When Maria Diep opened a new convenience store in Muskogee County, Oklahoma, she though she could stir up some business by knocking a nickel off the price of gasoline. She did. She also stirred up the interest of the district attorney's office, which told her to raise the price of gasoline, or else. Under a 1949 law, Oklahoma retailers must sell the products for at least 6% more than they paid for them. The DA's office said it received several calls about Diep's store and another convenience store that were selling gasoline below the prices charged by other stores in the area. Presumably, those calls were not from consumers.
The Washington Post Tried To Memory-Hole Kamala Harris' Bad Joke About Inmates Begging for Food and Water
At a time when legacy publications are increasingly seen as playing for one political "team" or the other, this type of editorial decision will not do anything to fix that perception.
The new president availed himself of Seila Law v. Consumer Financial Protection Bureau.
California Preservationists Sue To Overturn Law That Requires Property Owners Consent To Having Their Homes Landmarked

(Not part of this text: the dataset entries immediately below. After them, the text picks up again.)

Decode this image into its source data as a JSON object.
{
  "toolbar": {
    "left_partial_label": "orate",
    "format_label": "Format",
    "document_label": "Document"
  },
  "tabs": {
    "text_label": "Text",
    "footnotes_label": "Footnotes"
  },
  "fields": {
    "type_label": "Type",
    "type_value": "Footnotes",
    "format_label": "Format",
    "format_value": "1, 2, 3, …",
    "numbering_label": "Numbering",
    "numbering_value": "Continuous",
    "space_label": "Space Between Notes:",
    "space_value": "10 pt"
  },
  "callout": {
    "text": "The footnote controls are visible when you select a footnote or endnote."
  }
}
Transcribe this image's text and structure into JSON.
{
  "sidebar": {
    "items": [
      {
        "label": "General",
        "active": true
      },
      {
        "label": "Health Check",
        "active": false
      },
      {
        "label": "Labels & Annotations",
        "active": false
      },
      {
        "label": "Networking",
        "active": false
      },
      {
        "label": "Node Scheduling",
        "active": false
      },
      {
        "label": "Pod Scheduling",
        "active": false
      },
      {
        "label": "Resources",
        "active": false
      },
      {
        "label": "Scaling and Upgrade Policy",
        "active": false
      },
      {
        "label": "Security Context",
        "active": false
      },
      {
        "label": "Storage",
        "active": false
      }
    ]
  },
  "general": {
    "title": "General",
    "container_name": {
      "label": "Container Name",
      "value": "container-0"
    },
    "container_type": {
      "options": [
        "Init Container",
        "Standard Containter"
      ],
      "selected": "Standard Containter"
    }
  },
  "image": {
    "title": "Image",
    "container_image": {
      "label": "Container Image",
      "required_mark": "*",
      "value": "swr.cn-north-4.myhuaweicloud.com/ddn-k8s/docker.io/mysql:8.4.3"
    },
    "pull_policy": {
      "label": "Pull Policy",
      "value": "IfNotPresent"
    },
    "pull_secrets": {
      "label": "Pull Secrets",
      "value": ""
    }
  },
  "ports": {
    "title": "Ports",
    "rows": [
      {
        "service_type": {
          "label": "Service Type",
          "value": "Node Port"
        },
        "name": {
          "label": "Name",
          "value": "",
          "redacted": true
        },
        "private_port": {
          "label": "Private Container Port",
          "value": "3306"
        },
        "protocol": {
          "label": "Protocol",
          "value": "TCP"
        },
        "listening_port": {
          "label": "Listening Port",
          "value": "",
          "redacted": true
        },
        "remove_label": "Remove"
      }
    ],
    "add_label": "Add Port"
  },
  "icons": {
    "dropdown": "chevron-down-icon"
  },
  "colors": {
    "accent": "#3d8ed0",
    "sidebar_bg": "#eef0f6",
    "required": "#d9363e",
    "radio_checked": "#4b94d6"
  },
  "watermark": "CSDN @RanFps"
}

The lawsuit from three Orange County preservation groups argues that supposedly historic buildings should be afforded the same environmental protections as "air, water, and forests."
"She was charged with violating the Reopening Ontario Act."